Am J Respir Crit Care Med. 2022 Jul 15;206(2):206-216. doi: 10.1164/rccm.202110-2378OC.


Rationale: Interrupting tuberculosis (TB) transmission requires an improved understanding of how and when the causative organism, Mycobacterium tuberculosis (Mtb), is aerosolized. Although cough is commonly assumed to be the dominant source of Mtb aerosols, recent evidence of cough-independent Mtb release implies the contribution of alternative mechanisms. Objectives: To compare the aerosolization of Mtb bacilli and total particulate matter from patients with TB during three separate respiratory maneuvers: tidal breathing (TiBr), FVC, and cough. Methods: Bioaerosol sampling and Mtb enumeration by live-cell, fluorescence microscopy were combined with real-time measurement of CO2 concentration and total particle counts from 38 patients with GeneXpert-positive TB before treatment initiation. Measurements and Main Results: For all maneuvers, the proportions of particles detected across five size categories were similar, with most particles falling between 0.5-5 μm. Although total particle counts were 4.8-fold greater in cough samples than either TiBr or FVC, all three maneuvers returned similar rates of positivity for Mtb. No correlation was observed between total particle production and Mtb count. Instead, for total Mtb counts, the variability between individuals was greater than the variability between sampling maneuvers. Finally, when modelled using 24-hour breath and cough frequencies, our data indicate that TiBr might contribute more than 90% of the daily aerosolized Mtb among symptomatic patients with TB. Conclusions: Assuming the number of viable Mtb organisms released offers a reliable proxy of patient infectiousness, our observations imply that TiBr and interindividual variability in Mtb release might be significant contributors to TB transmission among active cases.

Keywords: TB transmission; bioaerosol; cough; forced vital capacity.

Publication types

  • Research Support, Non-U.S. Gov't
  • Research Support, N.I.H., Extramural

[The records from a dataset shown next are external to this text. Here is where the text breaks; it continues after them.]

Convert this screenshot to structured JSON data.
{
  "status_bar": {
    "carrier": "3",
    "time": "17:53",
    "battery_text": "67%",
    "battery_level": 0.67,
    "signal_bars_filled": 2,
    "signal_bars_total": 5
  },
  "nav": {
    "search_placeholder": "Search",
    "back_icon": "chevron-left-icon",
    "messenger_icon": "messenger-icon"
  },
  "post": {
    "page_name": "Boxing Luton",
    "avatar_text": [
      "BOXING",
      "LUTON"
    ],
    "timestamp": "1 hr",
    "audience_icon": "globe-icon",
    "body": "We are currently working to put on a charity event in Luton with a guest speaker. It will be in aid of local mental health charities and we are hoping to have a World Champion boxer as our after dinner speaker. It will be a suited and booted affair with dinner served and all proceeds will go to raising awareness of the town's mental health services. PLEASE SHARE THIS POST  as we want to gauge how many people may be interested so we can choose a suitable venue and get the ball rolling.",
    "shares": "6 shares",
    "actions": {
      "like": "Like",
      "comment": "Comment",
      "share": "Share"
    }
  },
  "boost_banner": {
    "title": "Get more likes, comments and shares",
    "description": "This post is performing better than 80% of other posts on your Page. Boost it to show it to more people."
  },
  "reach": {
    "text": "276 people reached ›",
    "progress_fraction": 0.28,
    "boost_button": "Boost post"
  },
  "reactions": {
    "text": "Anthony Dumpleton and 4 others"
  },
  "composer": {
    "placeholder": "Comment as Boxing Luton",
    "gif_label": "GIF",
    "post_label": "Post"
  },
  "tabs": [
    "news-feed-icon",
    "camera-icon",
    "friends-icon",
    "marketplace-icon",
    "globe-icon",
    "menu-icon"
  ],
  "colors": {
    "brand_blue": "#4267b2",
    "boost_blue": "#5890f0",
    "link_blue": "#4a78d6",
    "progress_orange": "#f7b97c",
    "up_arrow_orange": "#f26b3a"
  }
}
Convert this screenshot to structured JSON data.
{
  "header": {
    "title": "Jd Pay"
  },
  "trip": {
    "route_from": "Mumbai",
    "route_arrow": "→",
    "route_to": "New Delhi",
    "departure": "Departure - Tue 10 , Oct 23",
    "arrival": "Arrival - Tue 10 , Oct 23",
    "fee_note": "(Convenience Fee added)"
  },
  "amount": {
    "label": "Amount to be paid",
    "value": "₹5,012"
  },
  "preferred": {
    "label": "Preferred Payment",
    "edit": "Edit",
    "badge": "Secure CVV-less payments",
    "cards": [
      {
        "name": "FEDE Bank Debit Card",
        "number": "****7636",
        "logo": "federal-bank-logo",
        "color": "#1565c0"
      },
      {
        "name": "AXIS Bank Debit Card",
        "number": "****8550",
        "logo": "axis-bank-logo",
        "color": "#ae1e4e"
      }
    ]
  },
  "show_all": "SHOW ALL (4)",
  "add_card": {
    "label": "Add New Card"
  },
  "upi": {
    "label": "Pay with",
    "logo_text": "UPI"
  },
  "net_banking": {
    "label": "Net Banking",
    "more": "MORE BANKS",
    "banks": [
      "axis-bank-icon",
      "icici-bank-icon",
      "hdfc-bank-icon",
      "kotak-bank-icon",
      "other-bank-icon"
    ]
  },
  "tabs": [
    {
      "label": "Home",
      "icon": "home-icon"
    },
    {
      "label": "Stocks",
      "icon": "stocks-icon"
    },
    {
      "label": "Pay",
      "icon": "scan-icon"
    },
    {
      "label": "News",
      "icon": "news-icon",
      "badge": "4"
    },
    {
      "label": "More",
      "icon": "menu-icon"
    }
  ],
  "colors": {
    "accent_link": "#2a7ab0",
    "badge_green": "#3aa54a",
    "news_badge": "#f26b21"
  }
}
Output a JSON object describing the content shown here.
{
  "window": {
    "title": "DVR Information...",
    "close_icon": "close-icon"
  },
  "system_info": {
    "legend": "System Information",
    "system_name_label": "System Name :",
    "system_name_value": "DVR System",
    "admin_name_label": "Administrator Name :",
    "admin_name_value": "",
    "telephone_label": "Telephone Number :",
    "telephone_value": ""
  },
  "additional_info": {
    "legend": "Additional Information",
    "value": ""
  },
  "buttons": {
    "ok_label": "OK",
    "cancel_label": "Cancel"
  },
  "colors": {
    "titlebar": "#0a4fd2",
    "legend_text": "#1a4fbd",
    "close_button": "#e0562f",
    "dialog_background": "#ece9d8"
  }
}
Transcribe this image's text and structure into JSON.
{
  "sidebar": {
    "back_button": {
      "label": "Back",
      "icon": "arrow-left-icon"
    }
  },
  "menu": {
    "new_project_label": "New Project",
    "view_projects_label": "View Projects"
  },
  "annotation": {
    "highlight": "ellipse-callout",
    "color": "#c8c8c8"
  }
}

MeSH terms

  • Aerosols
  • Cough / microbiology
  • Humans
  • Mycobacterium tuberculosis*
  • Respiratory System
  • Sensitivity and Specificity
  • Sputum / microbiology
  • Tuberculosis*


  • Aerosols